## [THE PROBLEM]
Every line below containing the word "title" should be found and copied.

(Extracted records)
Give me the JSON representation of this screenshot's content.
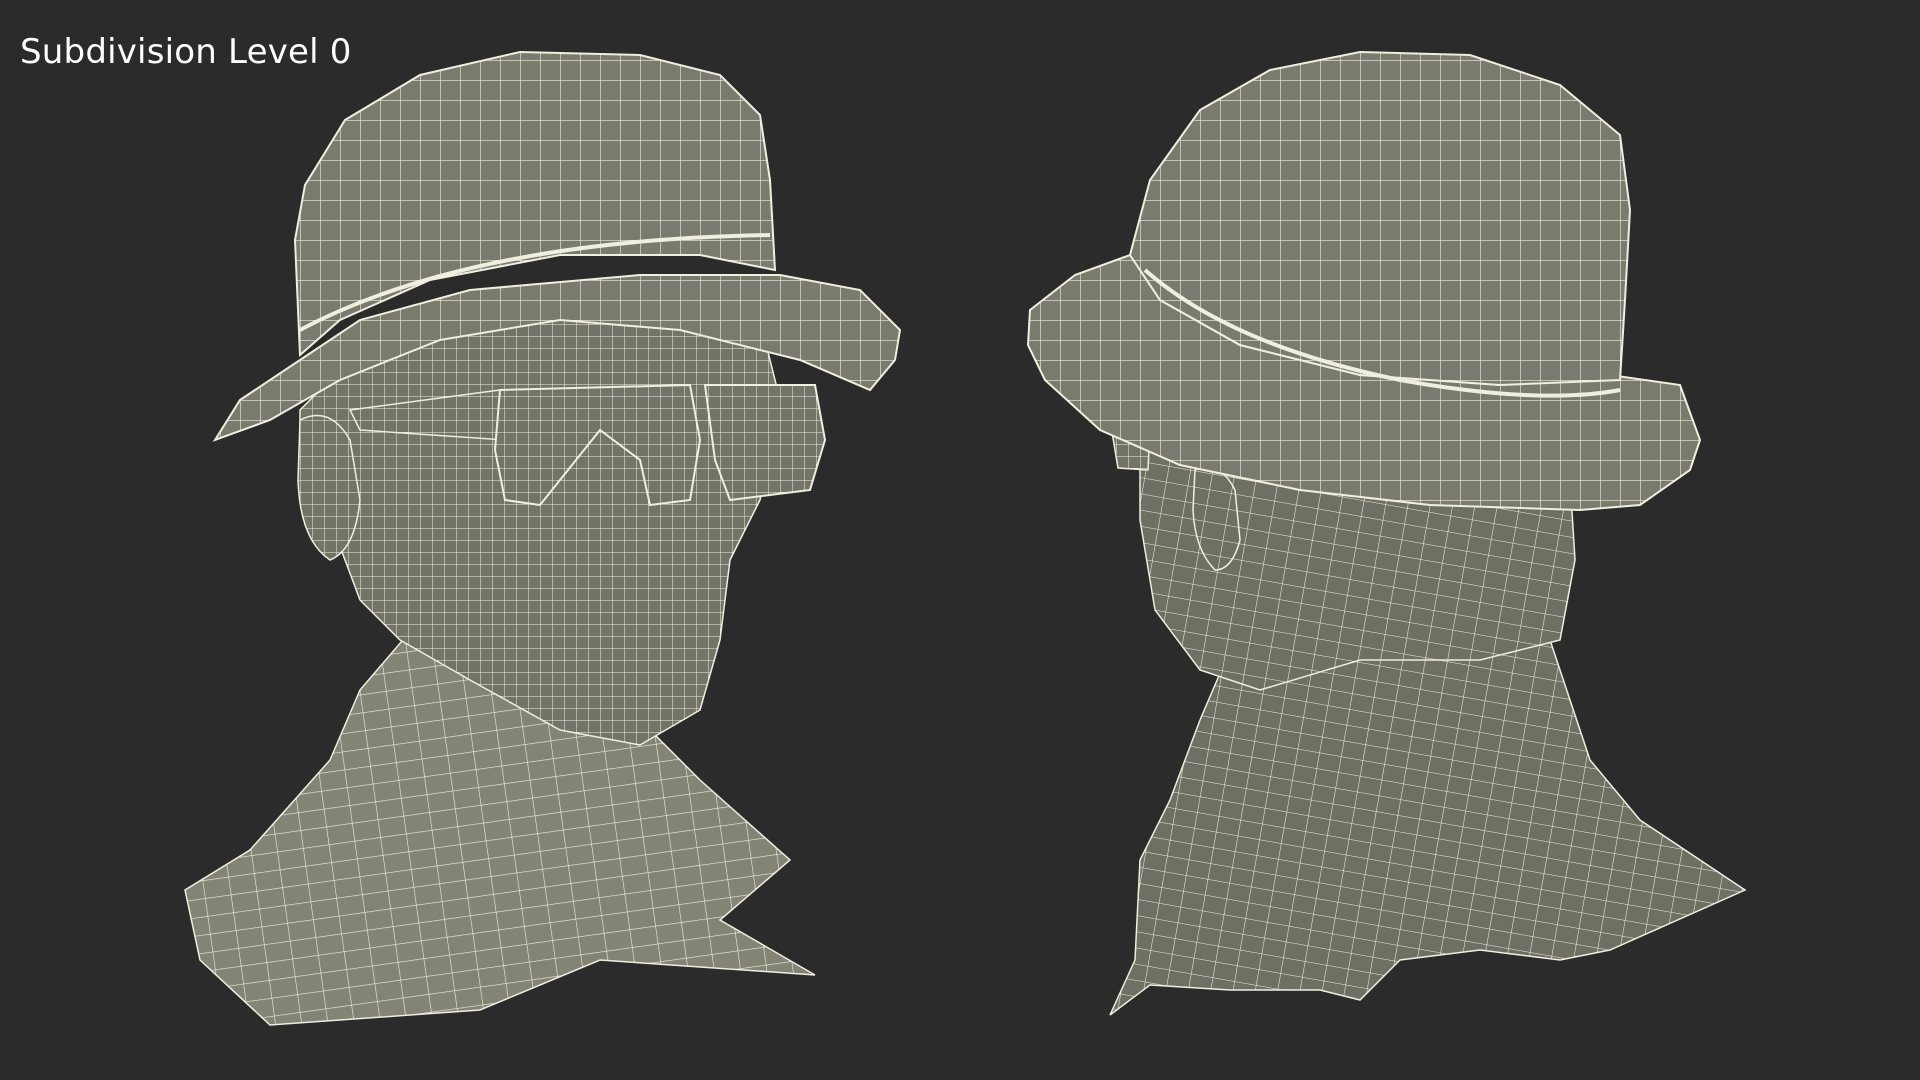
{
  "viewport": {
    "label": "Subdivision Level 0"
  },
  "render": {
    "background_color": "#2b2b2b",
    "mesh_fill_color": "#7a7b6e",
    "wire_color": "#f0eedf",
    "views": [
      "front-three-quarter",
      "rear-three-quarter"
    ]
  }
}
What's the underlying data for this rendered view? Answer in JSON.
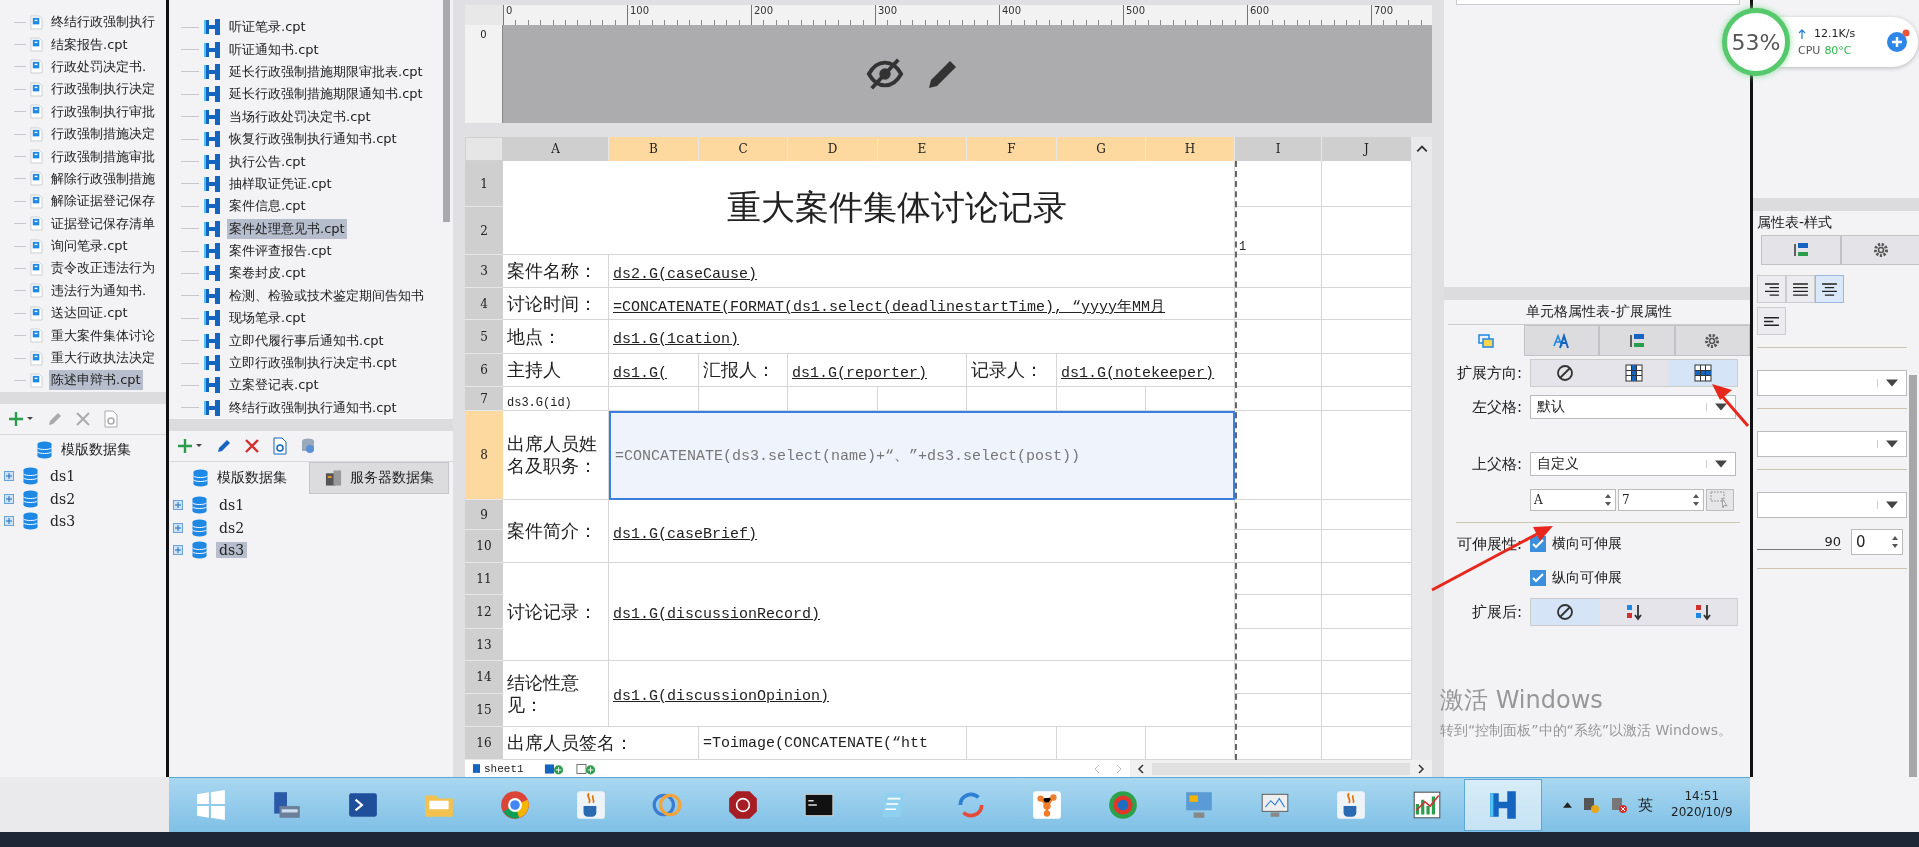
{
  "left_panel": {
    "files": [
      {
        "label": "终结行政强制执行",
        "selected": false
      },
      {
        "label": "结案报告.cpt",
        "selected": false
      },
      {
        "label": "行政处罚决定书.",
        "selected": false
      },
      {
        "label": "行政强制执行决定",
        "selected": false
      },
      {
        "label": "行政强制执行审批",
        "selected": false
      },
      {
        "label": "行政强制措施决定",
        "selected": false
      },
      {
        "label": "行政强制措施审批",
        "selected": false
      },
      {
        "label": "解除行政强制措施",
        "selected": false
      },
      {
        "label": "解除证据登记保存",
        "selected": false
      },
      {
        "label": "证据登记保存清单",
        "selected": false
      },
      {
        "label": "询问笔录.cpt",
        "selected": false
      },
      {
        "label": "责令改正违法行为",
        "selected": false
      },
      {
        "label": "违法行为通知书.",
        "selected": false
      },
      {
        "label": "送达回证.cpt",
        "selected": false
      },
      {
        "label": "重大案件集体讨论",
        "selected": false
      },
      {
        "label": "重大行政执法决定",
        "selected": false
      },
      {
        "label": "陈述申辩书.cpt",
        "selected": true
      }
    ],
    "dataset_tab": "模版数据集",
    "datasets": [
      "ds1",
      "ds2",
      "ds3"
    ]
  },
  "middle_panel": {
    "files": [
      {
        "label": "听证笔录.cpt",
        "selected": false
      },
      {
        "label": "听证通知书.cpt",
        "selected": false
      },
      {
        "label": "延长行政强制措施期限审批表.cpt",
        "selected": false
      },
      {
        "label": "延长行政强制措施期限通知书.cpt",
        "selected": false
      },
      {
        "label": "当场行政处罚决定书.cpt",
        "selected": false
      },
      {
        "label": "恢复行政强制执行通知书.cpt",
        "selected": false
      },
      {
        "label": "执行公告.cpt",
        "selected": false
      },
      {
        "label": "抽样取证凭证.cpt",
        "selected": false
      },
      {
        "label": "案件信息.cpt",
        "selected": false
      },
      {
        "label": "案件处理意见书.cpt",
        "selected": true
      },
      {
        "label": "案件评查报告.cpt",
        "selected": false
      },
      {
        "label": "案卷封皮.cpt",
        "selected": false
      },
      {
        "label": "检测、检验或技术鉴定期间告知书",
        "selected": false
      },
      {
        "label": "现场笔录.cpt",
        "selected": false
      },
      {
        "label": "立即代履行事后通知书.cpt",
        "selected": false
      },
      {
        "label": "立即行政强制执行决定书.cpt",
        "selected": false
      },
      {
        "label": "立案登记表.cpt",
        "selected": false
      },
      {
        "label": "终结行政强制执行通知书.cpt",
        "selected": false
      }
    ],
    "tabs": [
      {
        "label": "模版数据集",
        "selected": true
      },
      {
        "label": "服务器数据集",
        "selected": false
      }
    ],
    "datasets": [
      {
        "label": "ds1",
        "selected": false
      },
      {
        "label": "ds2",
        "selected": false
      },
      {
        "label": "ds3",
        "selected": true
      }
    ]
  },
  "designer": {
    "ruler_marks": [
      "0",
      "100",
      "200",
      "300",
      "400",
      "500",
      "600",
      "700"
    ],
    "vertical_ruler_mark": "0",
    "columns": [
      {
        "label": "A",
        "selected": false
      },
      {
        "label": "B",
        "selected": true
      },
      {
        "label": "C",
        "selected": true
      },
      {
        "label": "D",
        "selected": true
      },
      {
        "label": "E",
        "selected": true
      },
      {
        "label": "F",
        "selected": true
      },
      {
        "label": "G",
        "selected": true
      },
      {
        "label": "H",
        "selected": true
      },
      {
        "label": "I",
        "selected": false
      },
      {
        "label": "J",
        "selected": false
      }
    ],
    "rows": [
      {
        "label": "1",
        "selected": false
      },
      {
        "label": "2",
        "selected": false
      },
      {
        "label": "3",
        "selected": false
      },
      {
        "label": "4",
        "selected": false
      },
      {
        "label": "5",
        "selected": false
      },
      {
        "label": "6",
        "selected": false
      },
      {
        "label": "7",
        "selected": false
      },
      {
        "label": "8",
        "selected": true
      },
      {
        "label": "9",
        "selected": false
      },
      {
        "label": "10",
        "selected": false
      },
      {
        "label": "11",
        "selected": false
      },
      {
        "label": "12",
        "selected": false
      },
      {
        "label": "13",
        "selected": false
      },
      {
        "label": "14",
        "selected": false
      },
      {
        "label": "15",
        "selected": false
      },
      {
        "label": "16",
        "selected": false
      }
    ],
    "cells": [
      {
        "kind": "title",
        "text": "重大案件集体讨论记录",
        "selected": false
      },
      {
        "kind": "note",
        "text": "1",
        "selected": false
      },
      {
        "kind": "label",
        "text": "案件名称：",
        "selected": false
      },
      {
        "kind": "binding",
        "text": "ds2.G(caseCause)",
        "selected": false
      },
      {
        "kind": "label",
        "text": "讨论时间：",
        "selected": false
      },
      {
        "kind": "binding",
        "text": "=CONCATENATE(FORMAT(ds1.select(deadlinestartTime), “yyyy年MM月",
        "selected": false
      },
      {
        "kind": "label",
        "text": "地点：",
        "selected": false
      },
      {
        "kind": "binding",
        "text": "ds1.G(1cation)",
        "selected": false
      },
      {
        "kind": "label",
        "text": "主持人",
        "selected": false
      },
      {
        "kind": "binding",
        "text": "ds1.G(",
        "selected": false
      },
      {
        "kind": "label",
        "text": "汇报人：",
        "selected": false
      },
      {
        "kind": "binding",
        "text": "ds1.G(reporter)",
        "selected": false
      },
      {
        "kind": "label",
        "text": "记录人：",
        "selected": false
      },
      {
        "kind": "binding",
        "text": "ds1.G(notekeeper)",
        "selected": false
      },
      {
        "kind": "note",
        "text": "ds3.G(id)",
        "selected": false
      },
      {
        "kind": "label",
        "text": "出席人员姓名及职务：",
        "selected": false
      },
      {
        "kind": "expression",
        "text": "=CONCATENATE(ds3.select(name)+“、”+ds3.select(post))",
        "selected": true
      },
      {
        "kind": "label",
        "text": "案件简介：",
        "selected": false
      },
      {
        "kind": "binding",
        "text": "ds1.G(caseBrief)",
        "selected": false
      },
      {
        "kind": "label",
        "text": "讨论记录：",
        "selected": false
      },
      {
        "kind": "binding",
        "text": "ds1.G(discussionRecord)",
        "selected": false
      },
      {
        "kind": "label",
        "text": "结论性意见：",
        "selected": false
      },
      {
        "kind": "binding",
        "text": "ds1.G(discussionOpinion)",
        "selected": false
      },
      {
        "kind": "label",
        "text": "出席人员签名：",
        "selected": false
      },
      {
        "kind": "expression",
        "text": "=Toimage(CONCATENATE(“htt",
        "selected": false
      }
    ],
    "sheet_tab": "sheet1"
  },
  "widget": {
    "percent": "53%",
    "speed": "12.1K/s",
    "cpu_label": "CPU",
    "cpu_temp": "80°C"
  },
  "cell_properties": {
    "title": "单元格属性表-扩展属性",
    "tabs": [
      {
        "kind": "cell",
        "selected": true
      },
      {
        "kind": "font",
        "selected": false
      },
      {
        "kind": "layout",
        "selected": false
      },
      {
        "kind": "settings",
        "selected": false
      }
    ],
    "expand_direction": {
      "label": "扩展方向:",
      "options": [
        {
          "kind": "none",
          "selected": false
        },
        {
          "kind": "vertical",
          "selected": false
        },
        {
          "kind": "horizontal",
          "selected": true
        }
      ]
    },
    "left_parent": {
      "label": "左父格:",
      "value": "默认"
    },
    "top_parent": {
      "label": "上父格:",
      "value": "自定义",
      "column": "A",
      "row": "7"
    },
    "extensibility": {
      "label": "可伸展性:",
      "options": [
        {
          "label": "横向可伸展",
          "checked": true
        },
        {
          "label": "纵向可伸展",
          "checked": true
        }
      ]
    },
    "after_expand": {
      "label": "扩展后:",
      "options": [
        {
          "kind": "none",
          "selected": true
        },
        {
          "kind": "ascending",
          "selected": false
        },
        {
          "kind": "descending",
          "selected": false
        }
      ]
    }
  },
  "style_panel": {
    "title": "属性表-样式",
    "alignments": [
      {
        "kind": "right",
        "selected": false
      },
      {
        "kind": "justify",
        "selected": false
      },
      {
        "kind": "center",
        "selected": true
      }
    ],
    "rotation_reading": "90",
    "rotation_value": "0"
  },
  "watermark": {
    "title": "激活 Windows",
    "hint": "转到“控制面板”中的“系统”以激活 Windows。"
  },
  "taskbar": {
    "apps": [
      {
        "kind": "start",
        "selected": false
      },
      {
        "kind": "server",
        "selected": false
      },
      {
        "kind": "terminal",
        "selected": false
      },
      {
        "kind": "folder",
        "selected": false
      },
      {
        "kind": "browser",
        "selected": false
      },
      {
        "kind": "java",
        "selected": false
      },
      {
        "kind": "rings",
        "selected": false
      },
      {
        "kind": "redapp",
        "selected": false
      },
      {
        "kind": "console",
        "selected": false
      },
      {
        "kind": "notepad",
        "selected": false
      },
      {
        "kind": "sync",
        "selected": false
      },
      {
        "kind": "network",
        "selected": false
      },
      {
        "kind": "disc",
        "selected": false
      },
      {
        "kind": "remote",
        "selected": false
      },
      {
        "kind": "monitor",
        "selected": false
      },
      {
        "kind": "java",
        "selected": false
      },
      {
        "kind": "chart",
        "selected": false
      },
      {
        "kind": "designer",
        "selected": true
      }
    ],
    "ime": "英",
    "time": "14:51",
    "date": "2020/10/9"
  }
}
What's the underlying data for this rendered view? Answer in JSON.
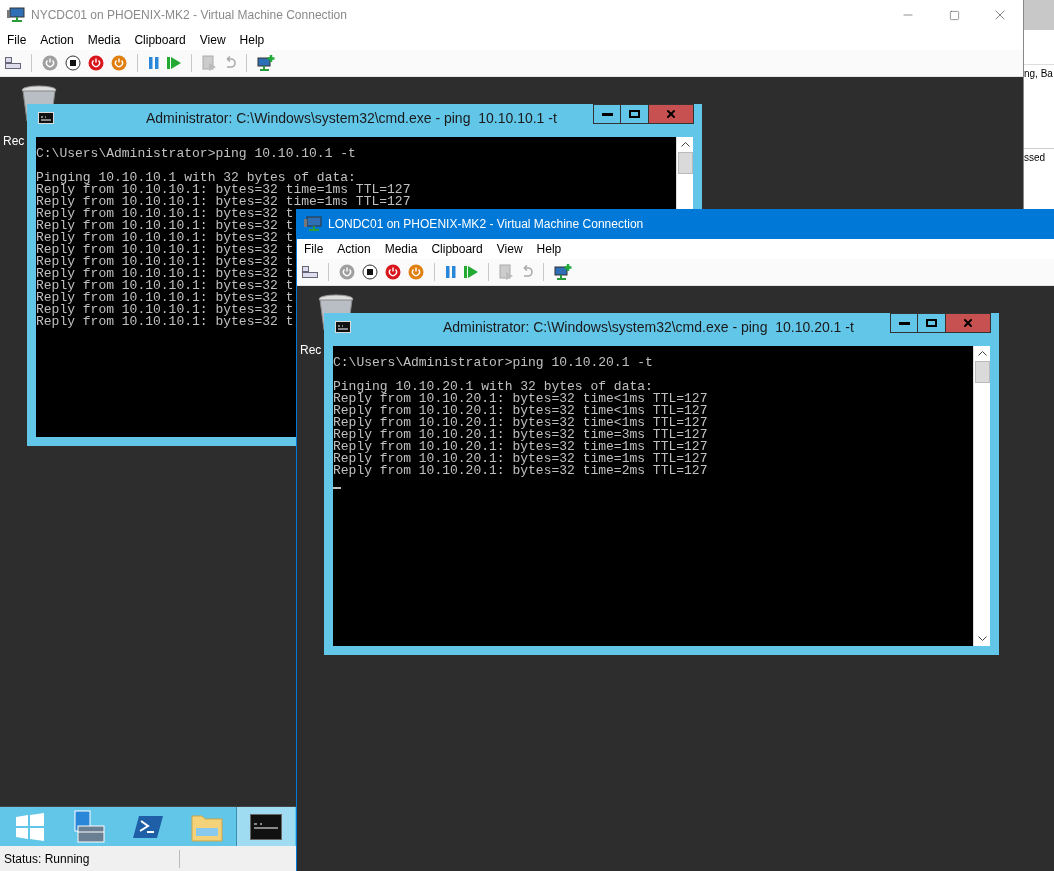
{
  "windows": [
    {
      "title": "NYCDC01 on PHOENIX-MK2 - Virtual Machine Connection",
      "active": false,
      "window_controls": true,
      "menu": [
        "File",
        "Action",
        "Media",
        "Clipboard",
        "View",
        "Help"
      ],
      "desktop": {
        "recycle_bin_label": "Rec",
        "console": {
          "title": "Administrator: C:\\Windows\\system32\\cmd.exe - ping  10.10.10.1 -t",
          "prompt": "C:\\Users\\Administrator>ping 10.10.10.1 -t",
          "cursor": false,
          "output": [
            "Pinging 10.10.10.1 with 32 bytes of data:",
            "Reply from 10.10.10.1: bytes=32 time=1ms TTL=127",
            "Reply from 10.10.10.1: bytes=32 time=1ms TTL=127",
            "Reply from 10.10.10.1: bytes=32 t",
            "Reply from 10.10.10.1: bytes=32 t",
            "Reply from 10.10.10.1: bytes=32 t",
            "Reply from 10.10.10.1: bytes=32 t",
            "Reply from 10.10.10.1: bytes=32 t",
            "Reply from 10.10.10.1: bytes=32 t",
            "Reply from 10.10.10.1: bytes=32 t",
            "Reply from 10.10.10.1: bytes=32 t",
            "Reply from 10.10.10.1: bytes=32 t",
            "Reply from 10.10.10.1: bytes=32 t"
          ]
        },
        "taskbar": [
          {
            "kind": "start",
            "selected": false
          },
          {
            "kind": "server",
            "selected": false
          },
          {
            "kind": "powershell",
            "selected": false
          },
          {
            "kind": "explorer",
            "selected": false
          },
          {
            "kind": "cmd",
            "selected": true
          }
        ]
      },
      "status": "Status: Running"
    },
    {
      "title": "LONDC01 on PHOENIX-MK2 - Virtual Machine Connection",
      "active": true,
      "window_controls": false,
      "menu": [
        "File",
        "Action",
        "Media",
        "Clipboard",
        "View",
        "Help"
      ],
      "desktop": {
        "recycle_bin_label": "Rec",
        "console": {
          "title": "Administrator: C:\\Windows\\system32\\cmd.exe - ping  10.10.20.1 -t",
          "prompt": "C:\\Users\\Administrator>ping 10.10.20.1 -t",
          "cursor": true,
          "output": [
            "Pinging 10.10.20.1 with 32 bytes of data:",
            "Reply from 10.10.20.1: bytes=32 time<1ms TTL=127",
            "Reply from 10.10.20.1: bytes=32 time<1ms TTL=127",
            "Reply from 10.10.20.1: bytes=32 time<1ms TTL=127",
            "Reply from 10.10.20.1: bytes=32 time=3ms TTL=127",
            "Reply from 10.10.20.1: bytes=32 time=1ms TTL=127",
            "Reply from 10.10.20.1: bytes=32 time=1ms TTL=127",
            "Reply from 10.10.20.1: bytes=32 time=2ms TTL=127"
          ]
        }
      }
    }
  ],
  "side_window": {
    "texts": [
      "ng, Ba",
      "ssed"
    ]
  }
}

## [OUTPUT]
        "kind": "title",
    "title": "单元格属性表-扩展属性",
    "title": "属性表-样式",
    "title": "激活 Windows",
      "title": "NYCDC01 on PHOENIX-MK2 - Virtual Machine Connection",
          "title": "Administrator: C:\\Windows\\system32\\cmd.exe - ping  10.10.10.1 -t",
      "title": "LONDC01 on PHOENIX-MK2 - Virtual Machine Connection",
          "title": "Administrator: C:\\Windows\\system32\\cmd.exe - ping  10.10.20.1 -t",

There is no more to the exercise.